» ASSIGNMENT: Locate every line in the material below that has the word "HTTP". Copy each of those lines.

» INFORMATION GIVEN:
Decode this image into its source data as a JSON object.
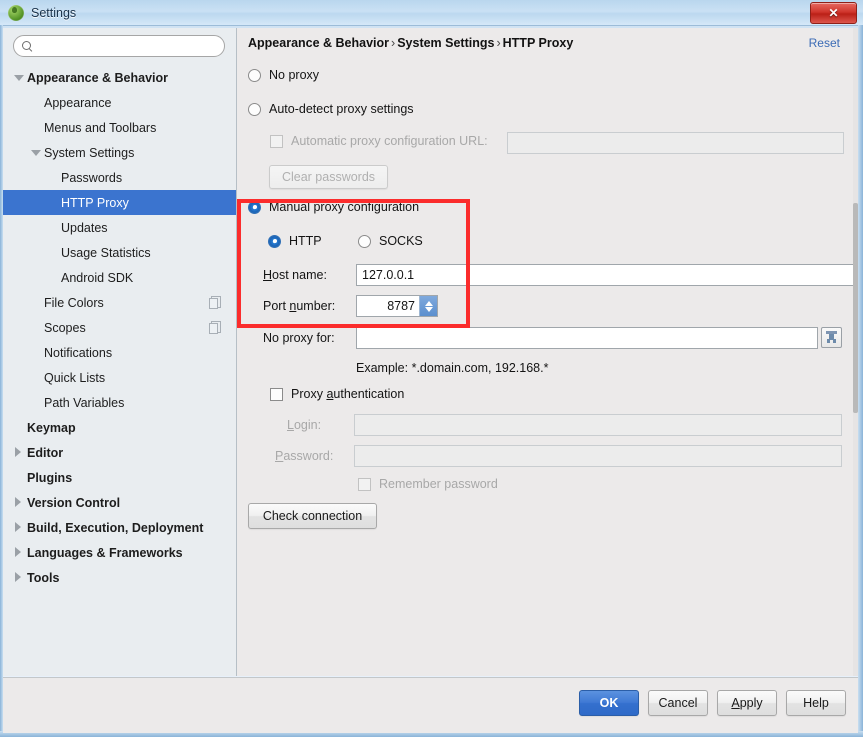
{
  "window": {
    "title": "Settings",
    "icon": "android-studio-icon",
    "close_label": "✕"
  },
  "sidebar": {
    "search": {
      "value": "",
      "placeholder": ""
    },
    "items": [
      {
        "label": "Appearance & Behavior",
        "indent": 0,
        "twisty": "down",
        "bold": true,
        "selected": false,
        "icon": false
      },
      {
        "label": "Appearance",
        "indent": 1,
        "twisty": "none",
        "bold": false,
        "selected": false,
        "icon": false
      },
      {
        "label": "Menus and Toolbars",
        "indent": 1,
        "twisty": "none",
        "bold": false,
        "selected": false,
        "icon": false
      },
      {
        "label": "System Settings",
        "indent": 1,
        "twisty": "down",
        "bold": false,
        "selected": false,
        "icon": false
      },
      {
        "label": "Passwords",
        "indent": 2,
        "twisty": "none",
        "bold": false,
        "selected": false,
        "icon": false
      },
      {
        "label": "HTTP Proxy",
        "indent": 2,
        "twisty": "none",
        "bold": false,
        "selected": true,
        "icon": false
      },
      {
        "label": "Updates",
        "indent": 2,
        "twisty": "none",
        "bold": false,
        "selected": false,
        "icon": false
      },
      {
        "label": "Usage Statistics",
        "indent": 2,
        "twisty": "none",
        "bold": false,
        "selected": false,
        "icon": false
      },
      {
        "label": "Android SDK",
        "indent": 2,
        "twisty": "none",
        "bold": false,
        "selected": false,
        "icon": false
      },
      {
        "label": "File Colors",
        "indent": 1,
        "twisty": "none",
        "bold": false,
        "selected": false,
        "icon": true
      },
      {
        "label": "Scopes",
        "indent": 1,
        "twisty": "none",
        "bold": false,
        "selected": false,
        "icon": true
      },
      {
        "label": "Notifications",
        "indent": 1,
        "twisty": "none",
        "bold": false,
        "selected": false,
        "icon": false
      },
      {
        "label": "Quick Lists",
        "indent": 1,
        "twisty": "none",
        "bold": false,
        "selected": false,
        "icon": false
      },
      {
        "label": "Path Variables",
        "indent": 1,
        "twisty": "none",
        "bold": false,
        "selected": false,
        "icon": false
      },
      {
        "label": "Keymap",
        "indent": 0,
        "twisty": "none",
        "bold": true,
        "selected": false,
        "icon": false
      },
      {
        "label": "Editor",
        "indent": 0,
        "twisty": "right",
        "bold": true,
        "selected": false,
        "icon": false
      },
      {
        "label": "Plugins",
        "indent": 0,
        "twisty": "none",
        "bold": true,
        "selected": false,
        "icon": false
      },
      {
        "label": "Version Control",
        "indent": 0,
        "twisty": "right",
        "bold": true,
        "selected": false,
        "icon": false
      },
      {
        "label": "Build, Execution, Deployment",
        "indent": 0,
        "twisty": "right",
        "bold": true,
        "selected": false,
        "icon": false
      },
      {
        "label": "Languages & Frameworks",
        "indent": 0,
        "twisty": "right",
        "bold": true,
        "selected": false,
        "icon": false
      },
      {
        "label": "Tools",
        "indent": 0,
        "twisty": "right",
        "bold": true,
        "selected": false,
        "icon": false
      }
    ]
  },
  "main": {
    "breadcrumb": {
      "part1": "Appearance & Behavior",
      "sep1": "›",
      "part2": "System Settings",
      "sep2": "›",
      "part3": "HTTP Proxy"
    },
    "reset_label": "Reset",
    "no_proxy_label": "No proxy",
    "auto_detect_label": "Auto-detect proxy settings",
    "auto_config_url_label": "Automatic proxy configuration URL:",
    "auto_config_url_value": "",
    "clear_passwords_label": "Clear passwords",
    "manual_label": "Manual proxy configuration",
    "http_label": "HTTP",
    "socks_label": "SOCKS",
    "host_name_label": "Host name:",
    "host_name_value": "127.0.0.1",
    "port_number_label": "Port number:",
    "port_number_value": "8787",
    "no_proxy_for_label": "No proxy for:",
    "no_proxy_for_value": "",
    "example_text": "Example: *.domain.com, 192.168.*",
    "proxy_auth_label": "Proxy authentication",
    "login_label": "Login:",
    "login_value": "",
    "password_label": "Password:",
    "password_value": "",
    "remember_password_label": "Remember password",
    "check_connection_label": "Check connection",
    "browse_icon": "import-list-icon",
    "selection": {
      "no_proxy": false,
      "auto_detect": false,
      "manual": true,
      "protocol": "HTTP",
      "auto_config_url_checked": false,
      "proxy_auth_checked": false,
      "remember_password_checked": false
    }
  },
  "footer": {
    "ok_label": "OK",
    "cancel_label": "Cancel",
    "apply_label": "Apply",
    "help_label": "Help"
  },
  "colors": {
    "selection_blue": "#3b74cf",
    "highlight_red": "#fb2c2c",
    "link_blue": "#3b6bb5",
    "ok_blue": "#3f79d4"
  }
}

» TASK ANSWER:
        "label": "HTTP Proxy",
      "part3": "HTTP Proxy"
    "http_label": "HTTP",
      "protocol": "HTTP",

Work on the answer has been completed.